Raspberry Pi inspires inventors of the future
The UK’s engineers of the future visited the Science Museum in London yesterday to take part in the finals of the PA Raspberry Pi Competition.
Fifty engineering teams from schools and universities designed unique systems based on the low-cost computing platform that would have environmental benefits to society.
The winning teams in each of four age group categories – primary school children, GCSE students, sixth-formers and university students – were announced at the Science Museum.

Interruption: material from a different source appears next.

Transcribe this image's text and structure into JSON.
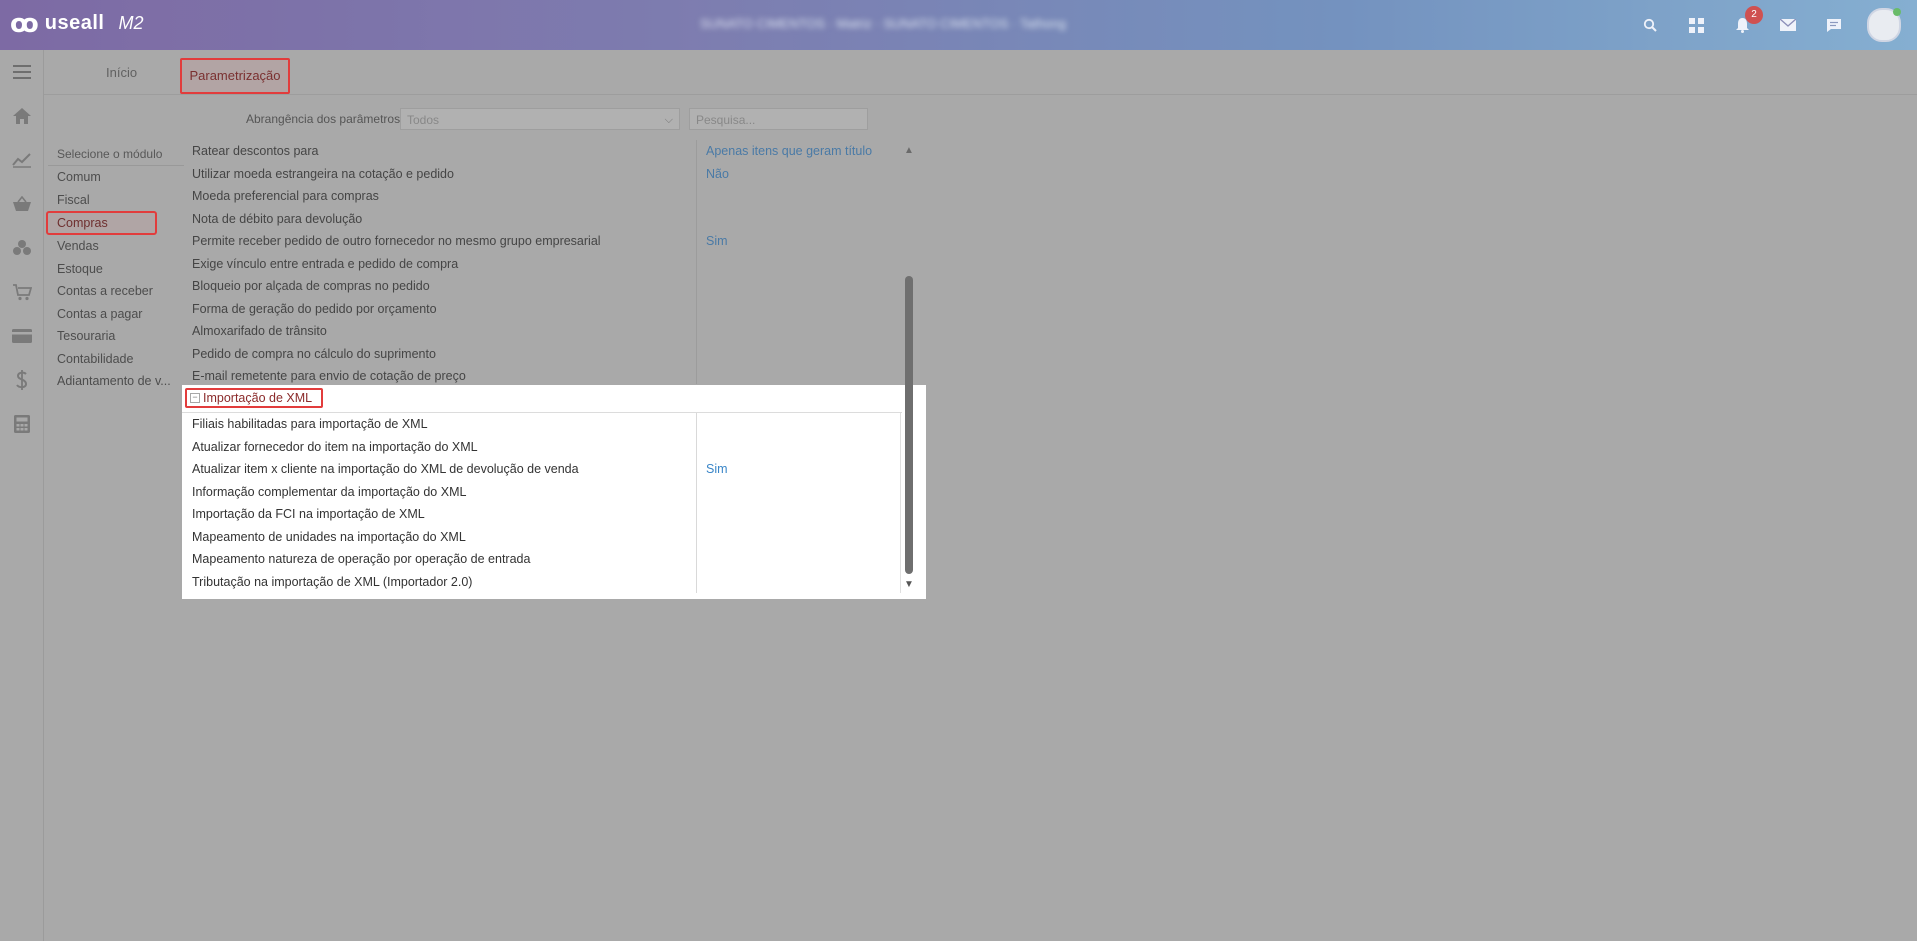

St Mary’s CE Primary School was the winner of the 8-11 year old category for its Pi ‘n’ Mighty, Raspberry Pi-enabled robot. A bar-code scanner is used to identify whether the packaging on consumable items can be recycled. An LCD read-out tells the user whether their crisp package or drink bottle can be recycled.
“This is the most exciting thing I have ever done,” said a member of the St Mary’s team.
Frome Community College was the winner of the 11-16 year old category for its Plant Pi, a web-enabled system which tells you whether the plants in your garden have the best growing conditions. Temperature and humidity sensors are used to monitor the environment around the plants. Raspberry Pi allows the system to be web-enabled so it can be controlled remotely.
“Next year we will be using the Raspberry Pi as part of our GCSE computing module,” said a team member.
Newcastle College Digital Skills Academy were winners of the 16-18 year old category for Wetter Forest, that detects the potential for forest fires under hot and dry summer conditions. They have attached moisture and humidity sensors to Raspberry Pi which collects the data and uploads it to a website. An email alert is triggered if levels fall dangerously low.
Two undergraduates from the University of Exeter were winners in category four with PiPark, a system design to reduce CO2 emission by helping drivers to more efficiently locate city parking places. Multiple Raspberry Pi’s with camera attachments are used to monitor the parking places in a car park or street and the data is up-loaded to a website where it can be viewed to locate free spaces.
The compettion was organised by Cambridge-based PA Consulting, to recognise science and engineering education in schools and colleges, and to highlight the potential of the Raspberry Pi computer platform.